• _Aim of the exercise_
Retype every line below precisely as it appears.

Records from a collection:
----

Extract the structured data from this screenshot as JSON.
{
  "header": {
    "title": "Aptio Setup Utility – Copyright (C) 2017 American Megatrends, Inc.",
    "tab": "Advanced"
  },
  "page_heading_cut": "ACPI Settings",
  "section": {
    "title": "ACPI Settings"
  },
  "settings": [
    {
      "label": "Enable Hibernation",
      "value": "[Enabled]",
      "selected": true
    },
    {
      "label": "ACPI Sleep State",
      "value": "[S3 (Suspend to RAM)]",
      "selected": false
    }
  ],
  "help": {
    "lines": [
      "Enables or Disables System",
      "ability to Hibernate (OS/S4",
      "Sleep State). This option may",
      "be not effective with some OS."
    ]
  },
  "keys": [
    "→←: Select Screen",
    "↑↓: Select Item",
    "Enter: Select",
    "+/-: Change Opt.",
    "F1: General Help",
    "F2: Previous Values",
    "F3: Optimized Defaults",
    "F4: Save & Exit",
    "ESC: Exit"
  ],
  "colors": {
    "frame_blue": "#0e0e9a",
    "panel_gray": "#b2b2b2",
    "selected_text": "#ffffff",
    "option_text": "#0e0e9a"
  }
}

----

• _Your response_
Extract the structured data from this screenshot as JSON.
{
  "header": {
    "title": "Aptio Setup Utility – Copyright (C) 2017 American Megatrends, Inc.",
    "tab": "Advanced"
  },
  "page_heading_cut": "ACPI Settings",
  "section": {
    "title": "ACPI Settings"
  },
  "settings": [
    {
      "label": "Enable Hibernation",
      "value": "[Enabled]",
      "selected": true
    },
    {
      "label": "ACPI Sleep State",
      "value": "[S3 (Suspend to RAM)]",
      "selected": false
    }
  ],
  "help": {
    "lines": [
      "Enables or Disables System",
      "ability to Hibernate (OS/S4",
      "Sleep State). This option may",
      "be not effective with some OS."
    ]
  },
  "keys": [
    "→←: Select Screen",
    "↑↓: Select Item",
    "Enter: Select",
    "+/-: Change Opt.",
    "F1: General Help",
    "F2: Previous Values",
    "F3: Optimized Defaults",
    "F4: Save & Exit",
    "ESC: Exit"
  ],
  "colors": {
    "frame_blue": "#0e0e9a",
    "panel_gray": "#b2b2b2",
    "selected_text": "#ffffff",
    "option_text": "#0e0e9a"
  }
}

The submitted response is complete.